A day that demonstrated the value of keeping the faith – and I thought I didn’t have enough to justify doing this trip – because at one point it seemed hard going into the wind with much too far to go. But I got there. Maybe there’s more to me than the doubters, such as me, think.
I wandered round in the morning trying to find where to get my credencial stamped – the logbook that proves you’ve actually done the Camino – and find breakfast, failing initially on both. However, I eventually found a pain au chocolat, as we say in Spanish, and a cafe con leche, which set me up, and then discovered the hotel could stamp me. They’d also, kindly, set up my bike in the lobby for me. Or perhaps they just wanted me out.
Anyway, it was a glorious spring day, sun and no clouds, a flawless blue sky and refreshing breeze. I got to Viana for early lunch and explored the fine old town. I watched some kids playing pelota with a picnic that consisted largely of meringue.
Logroño, capital of La Rioja, seemed to take longer than necessary, with a long approach road for Camino-ers uphill and into the wind. It had a fine main square and felt quite large. Tourist info gave me a map of the Camino, which I followed along city streets and through a park into another park via a park. All of them were bustling with Sunday morning family strollers; buggies were wheel-to-wheel for kilometres on end.
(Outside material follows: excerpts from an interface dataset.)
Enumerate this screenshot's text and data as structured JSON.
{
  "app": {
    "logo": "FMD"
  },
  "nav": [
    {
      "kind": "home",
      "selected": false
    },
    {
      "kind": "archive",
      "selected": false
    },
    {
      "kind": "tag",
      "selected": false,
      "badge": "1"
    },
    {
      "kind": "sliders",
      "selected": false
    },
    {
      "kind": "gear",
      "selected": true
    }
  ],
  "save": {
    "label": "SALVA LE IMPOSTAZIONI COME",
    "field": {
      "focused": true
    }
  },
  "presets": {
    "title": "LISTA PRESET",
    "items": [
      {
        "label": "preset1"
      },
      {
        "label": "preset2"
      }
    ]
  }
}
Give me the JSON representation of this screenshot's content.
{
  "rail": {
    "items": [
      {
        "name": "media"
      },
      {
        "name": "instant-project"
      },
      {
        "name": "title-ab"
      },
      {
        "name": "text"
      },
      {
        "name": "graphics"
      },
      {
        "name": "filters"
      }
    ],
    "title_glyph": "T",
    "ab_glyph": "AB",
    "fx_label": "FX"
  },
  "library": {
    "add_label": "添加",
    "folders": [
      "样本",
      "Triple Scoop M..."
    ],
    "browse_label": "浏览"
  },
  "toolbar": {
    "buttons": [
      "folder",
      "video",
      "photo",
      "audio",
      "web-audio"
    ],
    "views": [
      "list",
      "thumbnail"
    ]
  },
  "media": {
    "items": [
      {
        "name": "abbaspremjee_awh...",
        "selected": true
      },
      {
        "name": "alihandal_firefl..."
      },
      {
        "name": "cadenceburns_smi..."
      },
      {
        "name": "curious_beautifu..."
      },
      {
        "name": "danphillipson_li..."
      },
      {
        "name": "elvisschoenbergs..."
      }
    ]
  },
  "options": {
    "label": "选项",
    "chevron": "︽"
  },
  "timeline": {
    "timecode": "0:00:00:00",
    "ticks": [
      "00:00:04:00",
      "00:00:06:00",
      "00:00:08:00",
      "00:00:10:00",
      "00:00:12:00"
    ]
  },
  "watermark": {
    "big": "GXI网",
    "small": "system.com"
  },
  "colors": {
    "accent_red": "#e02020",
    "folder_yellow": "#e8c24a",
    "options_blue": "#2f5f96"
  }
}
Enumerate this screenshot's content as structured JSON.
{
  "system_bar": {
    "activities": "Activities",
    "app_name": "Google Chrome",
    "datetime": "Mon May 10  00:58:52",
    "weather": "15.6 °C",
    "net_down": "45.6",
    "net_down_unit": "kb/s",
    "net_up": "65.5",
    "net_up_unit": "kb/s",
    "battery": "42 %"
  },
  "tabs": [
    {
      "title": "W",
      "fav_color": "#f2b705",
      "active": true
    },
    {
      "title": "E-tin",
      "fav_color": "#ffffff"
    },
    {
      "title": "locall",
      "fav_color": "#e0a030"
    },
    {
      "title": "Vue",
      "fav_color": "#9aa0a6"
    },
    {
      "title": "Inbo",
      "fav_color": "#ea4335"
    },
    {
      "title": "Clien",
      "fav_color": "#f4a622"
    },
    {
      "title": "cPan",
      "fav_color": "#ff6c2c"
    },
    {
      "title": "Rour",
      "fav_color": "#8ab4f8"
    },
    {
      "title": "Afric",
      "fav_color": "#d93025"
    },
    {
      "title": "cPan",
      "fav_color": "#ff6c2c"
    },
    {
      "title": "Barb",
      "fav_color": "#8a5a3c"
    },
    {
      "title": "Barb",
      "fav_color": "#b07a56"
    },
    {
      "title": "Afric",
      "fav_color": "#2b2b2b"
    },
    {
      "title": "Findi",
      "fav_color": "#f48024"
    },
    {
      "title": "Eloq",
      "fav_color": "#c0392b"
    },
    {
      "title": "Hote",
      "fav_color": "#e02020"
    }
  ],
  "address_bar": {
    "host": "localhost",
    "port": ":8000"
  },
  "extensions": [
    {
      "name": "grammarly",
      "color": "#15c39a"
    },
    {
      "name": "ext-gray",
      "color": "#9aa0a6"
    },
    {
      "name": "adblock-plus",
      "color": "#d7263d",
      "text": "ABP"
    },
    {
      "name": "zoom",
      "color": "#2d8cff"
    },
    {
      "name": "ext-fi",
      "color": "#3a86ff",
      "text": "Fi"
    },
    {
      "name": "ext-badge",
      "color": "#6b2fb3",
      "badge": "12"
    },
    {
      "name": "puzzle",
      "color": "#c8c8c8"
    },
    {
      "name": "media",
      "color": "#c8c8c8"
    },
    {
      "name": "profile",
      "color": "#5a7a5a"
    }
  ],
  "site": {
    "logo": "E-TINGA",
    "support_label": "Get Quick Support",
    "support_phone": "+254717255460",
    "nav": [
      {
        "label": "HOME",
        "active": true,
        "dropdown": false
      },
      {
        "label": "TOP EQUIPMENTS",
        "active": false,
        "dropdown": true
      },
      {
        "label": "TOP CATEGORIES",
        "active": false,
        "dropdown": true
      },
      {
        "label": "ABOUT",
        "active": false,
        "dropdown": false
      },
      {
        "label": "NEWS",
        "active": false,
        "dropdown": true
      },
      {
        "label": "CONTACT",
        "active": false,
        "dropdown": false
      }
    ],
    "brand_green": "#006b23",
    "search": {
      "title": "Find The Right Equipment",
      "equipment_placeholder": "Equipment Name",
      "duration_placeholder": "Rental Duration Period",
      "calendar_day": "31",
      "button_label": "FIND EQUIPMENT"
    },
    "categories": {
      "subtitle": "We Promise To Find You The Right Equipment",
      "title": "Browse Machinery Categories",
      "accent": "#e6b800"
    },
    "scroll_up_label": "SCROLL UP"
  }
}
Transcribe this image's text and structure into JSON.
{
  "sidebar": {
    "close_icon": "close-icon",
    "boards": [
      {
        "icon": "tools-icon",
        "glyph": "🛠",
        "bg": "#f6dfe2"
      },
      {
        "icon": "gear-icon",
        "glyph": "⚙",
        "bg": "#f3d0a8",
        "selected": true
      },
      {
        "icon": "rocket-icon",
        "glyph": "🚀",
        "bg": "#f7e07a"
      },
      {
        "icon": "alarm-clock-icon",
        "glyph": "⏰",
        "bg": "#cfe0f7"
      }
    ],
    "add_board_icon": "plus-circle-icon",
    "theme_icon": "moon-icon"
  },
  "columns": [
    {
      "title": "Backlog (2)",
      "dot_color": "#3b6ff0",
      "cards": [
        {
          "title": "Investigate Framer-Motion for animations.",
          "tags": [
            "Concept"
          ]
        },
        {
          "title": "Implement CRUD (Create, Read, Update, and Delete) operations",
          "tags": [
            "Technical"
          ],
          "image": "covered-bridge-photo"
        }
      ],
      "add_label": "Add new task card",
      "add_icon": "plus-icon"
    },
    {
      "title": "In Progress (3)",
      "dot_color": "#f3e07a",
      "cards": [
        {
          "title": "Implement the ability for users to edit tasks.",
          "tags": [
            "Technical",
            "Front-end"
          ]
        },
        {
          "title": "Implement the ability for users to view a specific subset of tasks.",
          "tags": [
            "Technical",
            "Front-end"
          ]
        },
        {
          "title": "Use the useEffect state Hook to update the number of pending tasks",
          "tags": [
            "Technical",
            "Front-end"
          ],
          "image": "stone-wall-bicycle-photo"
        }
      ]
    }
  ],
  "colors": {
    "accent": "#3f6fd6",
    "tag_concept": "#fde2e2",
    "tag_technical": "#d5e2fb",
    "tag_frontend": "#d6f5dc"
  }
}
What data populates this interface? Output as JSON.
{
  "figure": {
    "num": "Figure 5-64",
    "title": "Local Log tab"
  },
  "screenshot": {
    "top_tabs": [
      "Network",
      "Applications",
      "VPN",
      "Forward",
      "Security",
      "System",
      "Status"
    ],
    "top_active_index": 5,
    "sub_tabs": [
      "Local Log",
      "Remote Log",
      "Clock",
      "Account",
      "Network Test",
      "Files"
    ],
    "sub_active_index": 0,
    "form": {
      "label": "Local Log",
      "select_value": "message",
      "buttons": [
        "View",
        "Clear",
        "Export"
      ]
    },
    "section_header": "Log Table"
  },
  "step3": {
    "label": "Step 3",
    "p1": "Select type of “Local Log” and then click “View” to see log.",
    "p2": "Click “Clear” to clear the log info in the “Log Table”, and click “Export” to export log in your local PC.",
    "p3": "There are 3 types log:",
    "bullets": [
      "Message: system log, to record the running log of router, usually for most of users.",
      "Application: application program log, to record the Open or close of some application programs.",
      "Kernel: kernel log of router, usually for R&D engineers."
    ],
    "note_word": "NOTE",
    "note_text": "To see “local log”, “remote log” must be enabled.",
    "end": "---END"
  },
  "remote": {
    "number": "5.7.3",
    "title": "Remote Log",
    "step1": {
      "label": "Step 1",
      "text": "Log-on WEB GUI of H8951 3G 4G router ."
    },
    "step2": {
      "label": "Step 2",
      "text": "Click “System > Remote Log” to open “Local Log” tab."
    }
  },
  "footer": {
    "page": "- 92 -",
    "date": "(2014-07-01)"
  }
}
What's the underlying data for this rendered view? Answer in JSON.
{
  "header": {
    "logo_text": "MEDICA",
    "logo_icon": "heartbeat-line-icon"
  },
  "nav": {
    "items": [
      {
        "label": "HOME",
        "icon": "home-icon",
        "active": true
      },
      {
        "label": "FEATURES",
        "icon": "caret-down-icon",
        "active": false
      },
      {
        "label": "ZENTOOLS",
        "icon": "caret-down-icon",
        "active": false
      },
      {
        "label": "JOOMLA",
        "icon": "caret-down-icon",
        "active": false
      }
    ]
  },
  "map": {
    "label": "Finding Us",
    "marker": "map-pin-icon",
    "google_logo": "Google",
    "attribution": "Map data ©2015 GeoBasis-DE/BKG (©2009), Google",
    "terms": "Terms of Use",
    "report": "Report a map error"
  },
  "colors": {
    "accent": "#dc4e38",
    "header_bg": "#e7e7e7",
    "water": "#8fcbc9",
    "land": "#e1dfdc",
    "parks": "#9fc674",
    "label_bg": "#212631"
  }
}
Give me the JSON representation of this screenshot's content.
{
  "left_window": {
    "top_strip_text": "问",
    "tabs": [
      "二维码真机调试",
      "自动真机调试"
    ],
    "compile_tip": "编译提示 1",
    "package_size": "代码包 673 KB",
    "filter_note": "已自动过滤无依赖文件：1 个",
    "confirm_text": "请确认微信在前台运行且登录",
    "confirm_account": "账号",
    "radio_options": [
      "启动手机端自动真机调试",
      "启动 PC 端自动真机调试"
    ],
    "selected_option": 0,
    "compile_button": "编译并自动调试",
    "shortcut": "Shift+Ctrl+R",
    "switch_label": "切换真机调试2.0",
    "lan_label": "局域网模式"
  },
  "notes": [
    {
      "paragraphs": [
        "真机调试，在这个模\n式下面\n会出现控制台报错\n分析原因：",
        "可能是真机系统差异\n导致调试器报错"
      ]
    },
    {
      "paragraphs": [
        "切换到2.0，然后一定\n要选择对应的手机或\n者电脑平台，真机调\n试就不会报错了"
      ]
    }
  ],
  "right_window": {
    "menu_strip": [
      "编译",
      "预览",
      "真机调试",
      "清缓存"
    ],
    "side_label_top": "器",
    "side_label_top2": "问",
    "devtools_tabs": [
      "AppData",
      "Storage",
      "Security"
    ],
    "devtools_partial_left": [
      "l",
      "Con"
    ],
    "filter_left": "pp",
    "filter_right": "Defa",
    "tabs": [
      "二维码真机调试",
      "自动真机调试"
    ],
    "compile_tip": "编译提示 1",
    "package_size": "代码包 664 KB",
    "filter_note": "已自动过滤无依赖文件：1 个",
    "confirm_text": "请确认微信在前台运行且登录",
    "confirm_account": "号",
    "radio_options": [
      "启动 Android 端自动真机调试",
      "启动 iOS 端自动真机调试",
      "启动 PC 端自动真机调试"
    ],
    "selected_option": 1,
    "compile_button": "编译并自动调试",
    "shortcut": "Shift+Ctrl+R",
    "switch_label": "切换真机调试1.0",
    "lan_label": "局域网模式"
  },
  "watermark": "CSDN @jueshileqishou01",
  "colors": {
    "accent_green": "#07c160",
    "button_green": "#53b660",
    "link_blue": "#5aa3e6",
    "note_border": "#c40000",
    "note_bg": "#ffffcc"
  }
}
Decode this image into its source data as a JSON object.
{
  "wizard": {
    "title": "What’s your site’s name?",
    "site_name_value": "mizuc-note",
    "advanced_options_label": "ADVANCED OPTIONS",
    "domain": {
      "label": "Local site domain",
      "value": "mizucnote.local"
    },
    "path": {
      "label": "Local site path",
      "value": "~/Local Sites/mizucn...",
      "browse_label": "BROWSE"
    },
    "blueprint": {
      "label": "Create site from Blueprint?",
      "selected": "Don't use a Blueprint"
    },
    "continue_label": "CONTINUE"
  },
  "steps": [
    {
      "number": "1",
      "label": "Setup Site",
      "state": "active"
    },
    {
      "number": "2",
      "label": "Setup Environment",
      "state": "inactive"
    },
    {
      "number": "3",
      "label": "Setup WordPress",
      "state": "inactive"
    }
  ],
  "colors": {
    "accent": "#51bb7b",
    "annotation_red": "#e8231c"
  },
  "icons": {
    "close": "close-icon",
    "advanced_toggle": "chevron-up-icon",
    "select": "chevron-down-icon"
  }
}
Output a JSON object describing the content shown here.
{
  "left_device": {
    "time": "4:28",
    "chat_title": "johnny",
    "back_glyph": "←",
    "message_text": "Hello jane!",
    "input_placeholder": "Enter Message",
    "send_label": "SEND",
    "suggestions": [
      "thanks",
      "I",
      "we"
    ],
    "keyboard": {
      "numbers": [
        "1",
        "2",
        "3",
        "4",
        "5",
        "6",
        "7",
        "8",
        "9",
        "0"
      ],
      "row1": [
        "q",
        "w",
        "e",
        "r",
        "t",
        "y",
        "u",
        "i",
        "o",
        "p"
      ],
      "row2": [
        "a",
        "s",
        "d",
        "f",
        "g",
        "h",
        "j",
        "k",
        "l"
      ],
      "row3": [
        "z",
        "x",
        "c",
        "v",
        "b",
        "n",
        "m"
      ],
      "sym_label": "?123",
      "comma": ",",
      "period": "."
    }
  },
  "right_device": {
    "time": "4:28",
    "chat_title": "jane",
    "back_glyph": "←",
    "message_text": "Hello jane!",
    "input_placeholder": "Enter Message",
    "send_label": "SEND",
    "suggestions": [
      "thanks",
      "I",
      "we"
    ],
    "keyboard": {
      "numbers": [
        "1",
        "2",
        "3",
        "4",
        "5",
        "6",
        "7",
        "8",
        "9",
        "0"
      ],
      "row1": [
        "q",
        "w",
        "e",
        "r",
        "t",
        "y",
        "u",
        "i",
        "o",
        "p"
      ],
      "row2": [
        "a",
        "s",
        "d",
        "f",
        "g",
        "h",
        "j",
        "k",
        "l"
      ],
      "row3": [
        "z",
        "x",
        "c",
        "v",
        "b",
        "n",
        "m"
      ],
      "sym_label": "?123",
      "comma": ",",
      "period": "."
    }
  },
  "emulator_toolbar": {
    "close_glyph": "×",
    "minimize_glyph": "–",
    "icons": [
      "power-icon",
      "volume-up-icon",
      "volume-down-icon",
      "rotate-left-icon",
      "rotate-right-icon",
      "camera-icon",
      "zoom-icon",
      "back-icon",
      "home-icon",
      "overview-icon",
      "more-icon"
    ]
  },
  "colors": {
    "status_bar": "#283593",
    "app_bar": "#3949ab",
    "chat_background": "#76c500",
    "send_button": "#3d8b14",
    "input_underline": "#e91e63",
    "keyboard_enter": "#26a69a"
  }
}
The path wound out into country and eventually to a lakeside. There was no sign of Navarrete, which my frankly unreliable guidebook claimed was ‘4km’ from Logrono; 12km, reckoned my more cautious Confraternity booklet. Some of the tracks were gravelly, and I was glad to have mountain bike
Eventually, at long last, I got to Navarrete and explored the old town centre briefly. The magnificent church had an umissable reredos, according to my guidebook. It was wrong again: not only did I manage to miss it, but I never found out what a reredos is.
The way out was another grim battle: into the wind, uphill, trudging in next-lowest gear to try and reassure myself that I had one more ratio in hand.
I wasn’t even sure I was on the right route: the putative ‘N120’ glibly name-checked in my guidebook was nowhere to be seen, though might have transitioned into the A12, ie a motorway, in which case where was I going?
My road, whatever it was, it turned out to be a detour, but not a huge one. For safety’s sake I had a second lunch in a small village called Sotes where I was apparently the only thing happenibng on this sunny Sunday afternoon.
But things got a bit better. I reached Najera, and stood in gentle awe at the old town and monastery stuff in front of dramatic red sandstone cliff towering over the town’s riverside. What was all that clacking? Was my rear rack coming loose? Ah, storks! Loads of them, sitting in nooks on the red wall, maybe two dozen, chattering and flying out and feeding in the sun.
From there it was a dull run on a very busy main road, with lorries passing close, once when I had a large chunk of metal in my way; fortunately I managed to blast it aside, but I was rattled. More worryingly, the back wheel had begun to wobble. A dodgy spoke, perhaps? Bearings? I was put in mind of the Two Ronnies joke (‘Now for a sketch in a ball-bearing factory, where I play a man who loses his bearings…’) but before I had chance to supply the punchline (‘…and I play a man who loses his will to live’) I was close-passed by a lorry again.
It wasn’t until after six that I lumbered into Santa Domingo. The albergue for peregrinos was up the Calle Mayor, the old central street: a pleasant feature of the Camino is that it goes straight through the old towns, often on traffic-free streets and lanes, usually past the square and church and bakeries.
The albergue was OK with bikes – I’d heard that some could be sniffy about, even hostile to, cyclists – but with it locked in the shed, I scoped out my first bed of the trip in a pilgrim dosshouse. I was in a dorm of two dozen, and realised to my frustration that I’d forgotten my sheet sleeping bag. The bloodstained bottom sheets on the bed and thin sheetless top blanket meant it was clothes for pyjamas tonight. Still luxury compared to most pilgrims in history.
I went out for a brief stroll round the centre, which was mildly lively with locals doing their paseo. I bought a can of beer with the justification that I needed some change for the voluntary donation to the albergue. What was fair? I decided that the equivalent of eight beers was about right.
Miles today: 52
Miles since Pamplona: 96